|Project by Mike in Wisconsin||posted 172 days ago||2450 views||111 times favorited||21 comments|
Here’s my take on a self-squaring picture frame clamp. It’s pretty much like most people’s. Here’s how I built it:
I had some chunks of prefinished maple from the Habitat for Humanity ReStore (check these out if you haven’t yet and you’ve got one in your area – they’re pretty great). I cut my stock down to length:
The four long pieces in the middle are the arms. The four small pieces at the top are the crossbars that connect each pair of arms. I doubled them up, one above and one below the arms, but it would work just as well if you don’t.
You’ll notice I’ve cut notches and drilled holes for the small pieces that will hold the corners of the frame. I don’t like working with small pieces when I can avoid it – too easy for something to get pulled out of your hand. So I’ve made most of the cuts in the small pieces while they’re still in one piece of stock.
After cutting the pieces out and trimming the corners (just for the hell of it), here’s the full set of corners. The square pieces will go underneath the arms and will hold the bolt that keeps the corners in place. Here’s the squares with bolts:
T-nuts, washers and machine screws.
Next I needed to drill the holes in the arms. These are for the bolts in the corner pieces, and they allow you to reposition the corners for larger or smaller frames.
Most of this clamp can be built without worrying about precision, but this is the one part that should be accurate. The holes on each of the four arms all need to have the same spacing. If one arm’s holes are a little farther out, the clamp won’t pull the frame into square.
Other folks might have a more elegant solution, but mine was to drill one arm, then duct-tape it to another arm and use the first as a template.
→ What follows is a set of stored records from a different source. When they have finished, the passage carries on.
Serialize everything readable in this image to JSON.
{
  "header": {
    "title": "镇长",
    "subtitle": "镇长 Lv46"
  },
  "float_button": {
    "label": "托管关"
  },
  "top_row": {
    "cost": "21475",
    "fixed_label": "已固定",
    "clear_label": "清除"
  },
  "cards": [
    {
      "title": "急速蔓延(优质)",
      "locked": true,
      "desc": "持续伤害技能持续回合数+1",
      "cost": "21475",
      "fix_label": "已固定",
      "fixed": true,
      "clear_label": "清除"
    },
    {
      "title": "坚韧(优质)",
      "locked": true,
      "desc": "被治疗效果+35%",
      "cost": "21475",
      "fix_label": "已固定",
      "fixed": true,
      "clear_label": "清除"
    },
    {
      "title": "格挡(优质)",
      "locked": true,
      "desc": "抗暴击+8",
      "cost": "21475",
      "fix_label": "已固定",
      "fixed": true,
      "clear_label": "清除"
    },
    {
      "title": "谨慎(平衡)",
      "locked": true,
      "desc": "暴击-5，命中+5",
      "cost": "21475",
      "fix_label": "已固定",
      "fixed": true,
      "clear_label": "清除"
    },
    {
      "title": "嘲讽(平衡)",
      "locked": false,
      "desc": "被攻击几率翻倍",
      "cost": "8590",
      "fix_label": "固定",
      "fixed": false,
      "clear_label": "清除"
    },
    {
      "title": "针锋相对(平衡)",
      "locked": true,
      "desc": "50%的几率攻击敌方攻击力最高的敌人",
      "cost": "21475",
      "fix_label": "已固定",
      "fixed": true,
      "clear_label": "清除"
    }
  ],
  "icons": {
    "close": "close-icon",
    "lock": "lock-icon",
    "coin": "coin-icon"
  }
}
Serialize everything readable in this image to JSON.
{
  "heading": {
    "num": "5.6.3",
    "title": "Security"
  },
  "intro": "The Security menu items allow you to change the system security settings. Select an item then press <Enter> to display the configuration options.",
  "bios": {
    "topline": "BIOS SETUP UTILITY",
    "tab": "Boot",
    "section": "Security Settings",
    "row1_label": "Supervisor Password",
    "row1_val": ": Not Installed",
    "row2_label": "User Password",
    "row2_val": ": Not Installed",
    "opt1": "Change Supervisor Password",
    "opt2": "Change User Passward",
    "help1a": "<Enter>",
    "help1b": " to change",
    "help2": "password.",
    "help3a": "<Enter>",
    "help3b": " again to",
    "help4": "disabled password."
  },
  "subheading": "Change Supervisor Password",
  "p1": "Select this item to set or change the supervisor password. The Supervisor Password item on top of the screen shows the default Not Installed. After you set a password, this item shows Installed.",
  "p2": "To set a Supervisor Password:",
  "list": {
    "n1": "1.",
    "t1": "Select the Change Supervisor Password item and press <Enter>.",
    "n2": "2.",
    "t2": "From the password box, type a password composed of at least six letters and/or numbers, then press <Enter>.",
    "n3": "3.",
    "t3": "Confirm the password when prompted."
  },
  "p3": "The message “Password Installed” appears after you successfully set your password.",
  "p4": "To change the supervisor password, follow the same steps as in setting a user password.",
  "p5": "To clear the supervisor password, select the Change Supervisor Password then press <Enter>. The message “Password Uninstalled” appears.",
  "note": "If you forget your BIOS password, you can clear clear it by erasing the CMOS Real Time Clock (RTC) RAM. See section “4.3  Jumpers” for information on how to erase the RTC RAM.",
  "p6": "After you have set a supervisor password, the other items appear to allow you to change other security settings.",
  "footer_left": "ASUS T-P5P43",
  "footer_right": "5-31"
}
Using duct tape instead of clamps let me drill the whole length of the arm without having to reposition clamps and risk losing alignment. Worked like a charm.
The finished product, clamping up a test frame:
Nice square corners. There were three more that looked just like this one. The hole at the corner allows a little bit of room to slide the pieces around to ensure proper alignment. I was using biscuits for this one. The hole also makes sure that the clamping pressure is applied evenly to the edge of the frame, not just at the corner where it might damage the piece.
I’ve put together a half-dozen frames with this already, and I’m pretty happy with it. It was an easy build, too. Well worth the time if you’ve got some blank spots on the wall to fill.